(1)(0)

Anonymous

I Agree; but not do far off Though 200$K here! Hopkins, Chicago, Stanford !

(2)(0)

Anonymous

The proposed Super Test just shifts the problem of standards. Some universities will simply change their courses to focus on passing the Test rather than teaching law effectively to set up students to be good lawyers.

The result will still be inconsistency in the profession, those that have received a well-rounded legal education, and those that were trained to just pass the test.

(3)(7)

Anonymous

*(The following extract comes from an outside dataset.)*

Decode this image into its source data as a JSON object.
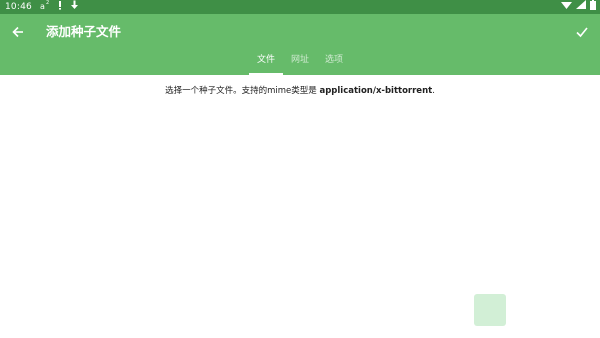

The impact of this on the teaching of law (the ‘academic stage’) at University is of real concern. Its not hard to imagine why the SRA might think that there is little value in learning about law except to enter the legal profession(s), an ignorant wider public means more need for the professions expertise. Law graduates however enter many careers and wide university law curricula is necessary to underpin the employability needs of a wide range of professional and commercial endeavours. If Universities respond to the super-exam by trying to professionalise its training output so as not to lose its appeal to wannabe lawyers (many of whom change their mind during a degree) this value would be lost. The change would effectively undermine the teaching of law to a wider audience (particularly in the post-92 universities – with the most diverse student bodies who benefit greatly from engaging with the empowering language of law and understand more than most about the impact of law in its wider social and political context). If they are required at an earlier stage to commit to a particular career pathway (or are effectively excluded from it because of poor A-levels (no apprenticeship) or lack of money (no university + crammer)) then so much for widening diversity in the legal profession.

(6)(1)

Comments are closed.